Aim of the task
Which lines in the records below mention the word "file"? Copy each one out.

[Excerpts from an interface dataset]
----

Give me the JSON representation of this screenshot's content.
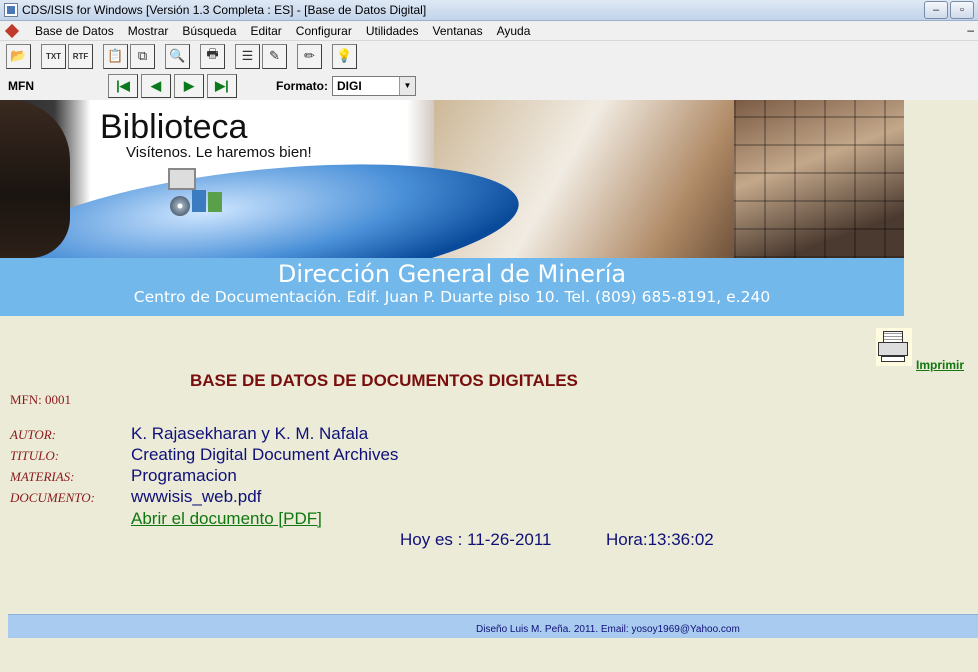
{
  "window": {
    "title": "CDS/ISIS for Windows [Versión 1.3 Completa : ES] - [Base de Datos Digital]",
    "controls": [
      "–",
      "▫"
    ]
  },
  "menubar": {
    "items": [
      "Base de Datos",
      "Mostrar",
      "Búsqueda",
      "Editar",
      "Configurar",
      "Utilidades",
      "Ventanas",
      "Ayuda"
    ],
    "right_glyph": "–"
  },
  "toolbar": {
    "buttons": [
      {
        "icon": "open-folder-icon",
        "glyph": "📂"
      },
      {
        "icon": "txt-file-icon",
        "glyph": "TXT"
      },
      {
        "icon": "rtf-file-icon",
        "glyph": "RTF"
      },
      {
        "icon": "clipboard-icon",
        "glyph": "📋"
      },
      {
        "icon": "copy-db-icon",
        "glyph": "⧉"
      },
      {
        "icon": "preview-icon",
        "glyph": "🔍"
      },
      {
        "icon": "print-icon",
        "glyph": "🖶"
      },
      {
        "icon": "list-icon",
        "glyph": "☰"
      },
      {
        "icon": "edit-record-icon",
        "glyph": "✎"
      },
      {
        "icon": "pencil-icon",
        "glyph": "✏"
      },
      {
        "icon": "lightbulb-icon",
        "glyph": "💡"
      }
    ]
  },
  "navrow": {
    "mfn_label": "MFN",
    "nav_buttons": [
      {
        "icon": "first-record-icon",
        "glyph": "|◀"
      },
      {
        "icon": "previous-record-icon",
        "glyph": "◀"
      },
      {
        "icon": "next-record-icon",
        "glyph": "▶"
      },
      {
        "icon": "last-record-icon",
        "glyph": "▶|"
      }
    ],
    "formato_label": "Formato:",
    "formato_value": "DIGI"
  },
  "banner": {
    "title": "Biblioteca",
    "subtitle": "Visítenos. Le haremos bien!"
  },
  "strip": {
    "title": "Dirección General de Minería",
    "subtitle": "Centro de Documentación. Edif. Juan P. Duarte piso 10. Tel. (809) 685-8191, e.240"
  },
  "print": {
    "label": "Imprimir"
  },
  "record": {
    "heading": "BASE DE DATOS DE DOCUMENTOS DIGITALES",
    "mfn": "MFN: 0001",
    "fields": [
      {
        "label": "AUTOR:",
        "value": "K. Rajasekharan y K. M. Nafala"
      },
      {
        "label": "TITULO:",
        "value": "Creating Digital Document Archives"
      },
      {
        "label": "MATERIAS:",
        "value": "Programacion"
      },
      {
        "label": "DOCUMENTO:",
        "value": "wwwisis_web.pdf"
      }
    ],
    "open_link": "Abrir el documento [PDF]",
    "date": "Hoy es : 11-26-2011",
    "time": "Hora:13:36:02"
  },
  "footer": {
    "credit": "Diseño Luis M. Peña. 2011. Email: yosoy1969@Yahoo.com"
  }
}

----

Solution below
        "icon": "txt-file-icon",
        "icon": "rtf-file-icon",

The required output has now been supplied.